As Dale Ahlquist writes:
“When the prevailing philosophy claims that truth is relative or basically unknowable or strictly personal or largely irrelevant, in other words, when our only certainty is our uncertainty, there is nothing more irritating than someone coming along and smashing such nonconclusive conclusions. There is nothing more unsettling than someone who has settled things.”
Regardless of your view of MacArthur or the wisdom of hosting this conference (and I’ve seen continualists and cessationists question his aims and criticize his handling of the issue), we must not surrender to the postmodern ethos of our time that would deny the possibility of discovering what is true and false, right and wrong. God has revealed Himself in His Word. We may disagree on how clearly He has revealed Himself on this issue, but we cannot surrender to the idea that truth and error do not exist, or think that both sides can be right. These positions are at odds with each other. They are different. Papering over the distinctions will not aid us in dialogue and debate, but only mask the issues at stake.
Good dialogue takes place when both parties recognize that there is a right answer to these questions and we are pilgrims who are seeking to study the Scriptures and arrive at those answers. Humility will inform our quest to discover truth, of course, and we ought to be open to changing our position if convinced by God’s Word. But humility does not mean refraining from taking a stand or making it known.
MacArthur’s conference should be judged on the merits of the case he and the other speakers made:
- Did the speakers make a solid, exegetical case from Scripture for cessationism?
- Were the speakers fair to charismatics who decry the excessive practices and theological errors of other charismatics?
- Would the continualists listening to these messages agree that their position was represented fairly and accurately (even if ultimately rejected)?

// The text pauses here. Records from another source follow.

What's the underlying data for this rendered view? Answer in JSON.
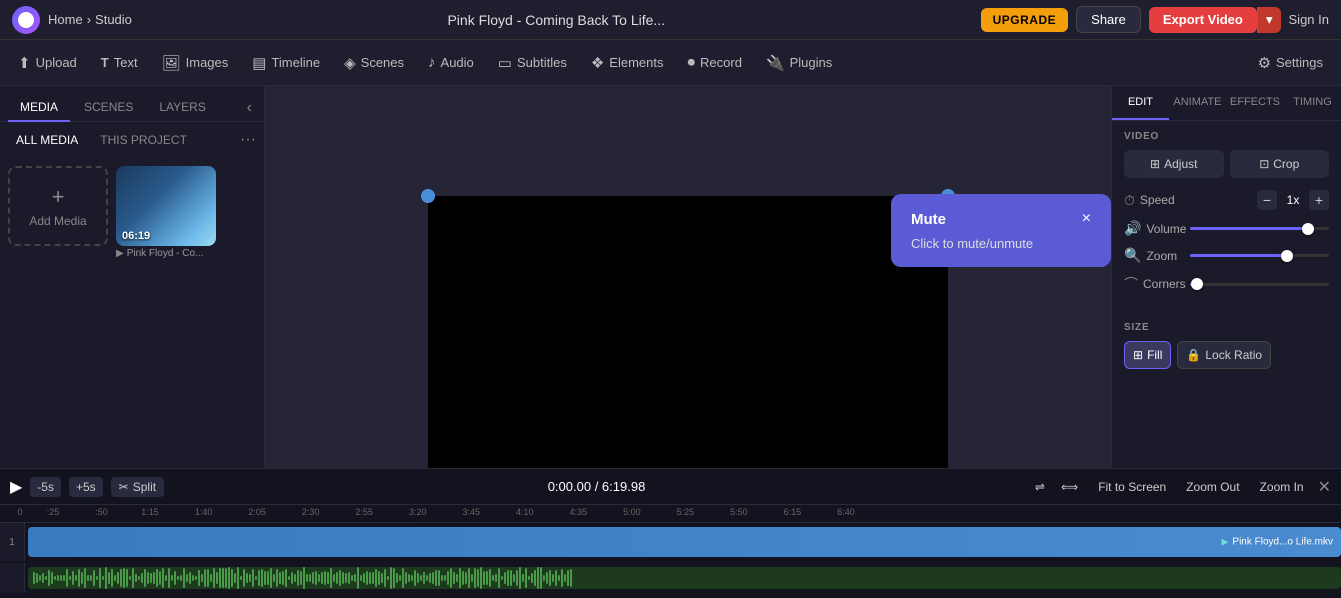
{
  "app": {
    "logo_alt": "Flexclip logo",
    "breadcrumb_home": "Home",
    "breadcrumb_sep": "›",
    "breadcrumb_studio": "Studio",
    "title": "Pink Floyd - Coming Back To Life...",
    "btn_upgrade": "UPGRADE",
    "btn_share": "Share",
    "btn_export": "Export Video",
    "btn_signin": "Sign In"
  },
  "toolbar": {
    "items": [
      {
        "id": "upload",
        "icon": "⬆",
        "label": "Upload"
      },
      {
        "id": "text",
        "icon": "T",
        "label": "Text"
      },
      {
        "id": "images",
        "icon": "🔍",
        "label": "Images"
      },
      {
        "id": "timeline",
        "icon": "▤",
        "label": "Timeline"
      },
      {
        "id": "scenes",
        "icon": "◈",
        "label": "Scenes"
      },
      {
        "id": "audio",
        "icon": "♪",
        "label": "Audio"
      },
      {
        "id": "subtitles",
        "icon": "▭",
        "label": "Subtitles"
      },
      {
        "id": "elements",
        "icon": "◉",
        "label": "Elements"
      },
      {
        "id": "record",
        "icon": "⏺",
        "label": "Record"
      },
      {
        "id": "plugins",
        "icon": "🔌",
        "label": "Plugins"
      },
      {
        "id": "settings",
        "icon": "⚙",
        "label": "Settings"
      }
    ]
  },
  "sidebar": {
    "tabs": [
      "MEDIA",
      "SCENES",
      "LAYERS"
    ],
    "active_tab": "MEDIA",
    "filters": [
      "ALL MEDIA",
      "THIS PROJECT"
    ],
    "active_filter": "ALL MEDIA",
    "add_media_label": "Add Media",
    "media_items": [
      {
        "duration": "06:19",
        "label": "Pink Floyd - Co...",
        "type": "video"
      }
    ]
  },
  "mute_tooltip": {
    "title": "Mute",
    "description": "Click to mute/unmute",
    "close_label": "×"
  },
  "right_panel": {
    "tabs": [
      "EDIT",
      "ANIMATE",
      "EFFECTS",
      "TIMING"
    ],
    "active_tab": "EDIT",
    "video_section_label": "VIDEO",
    "btn_adjust": "Adjust",
    "btn_crop": "Crop",
    "controls": [
      {
        "id": "speed",
        "label": "Speed",
        "icon": "⏱",
        "type": "speed",
        "value": "1x"
      },
      {
        "id": "volume",
        "label": "Volume",
        "icon": "🔊",
        "type": "slider",
        "fill_pct": 85,
        "thumb_pct": 85
      },
      {
        "id": "zoom",
        "label": "Zoom",
        "icon": "🔍",
        "type": "slider",
        "fill_pct": 70,
        "thumb_pct": 70
      },
      {
        "id": "corners",
        "label": "Corners",
        "icon": "⌒",
        "type": "slider",
        "fill_pct": 5,
        "thumb_pct": 5
      }
    ],
    "size_section_label": "SIZE",
    "btn_fill": "Fill",
    "btn_lock_ratio": "Lock Ratio"
  },
  "timeline": {
    "play_label": "▶",
    "skip_back": "-5s",
    "skip_fwd": "+5s",
    "split_label": "Split",
    "time_current": "0:00.00",
    "time_total": "6:19.98",
    "btn_fit_screen": "Fit to Screen",
    "btn_zoom_out": "Zoom Out",
    "btn_zoom_in": "Zoom In",
    "ruler_marks": [
      "0",
      ":25",
      ":50",
      "1:15",
      "1:40",
      "2:05",
      "2:30",
      "2:55",
      "3:20",
      "3:45",
      "4:10",
      "4:35",
      "5:00",
      "5:25",
      "5:50",
      "6:15",
      "6:40"
    ],
    "track_number": "1",
    "track_clip_label": "Pink Floyd...o Life.mkv"
  },
  "colors": {
    "accent": "#6c63ff",
    "upgrade_bg": "#f59e0b",
    "export_bg": "#e53e3e",
    "mute_bg": "#5b5bd6",
    "canvas_bg": "#000000",
    "handle_color": "#4a90d9"
  }
}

You may find MacArthur’s conference to be sorely lacking in these areas. That is fine, but let’s not judge the conference speakers as wrong simply for gathering together and taking a stand against doctrines they believe to be false. As Christians, we may be continualists or cessationists, but we are not relativists.
Chesterton was right:
“The aim of argument is differing in order to agree; the failure of argument is when you agree to differ.”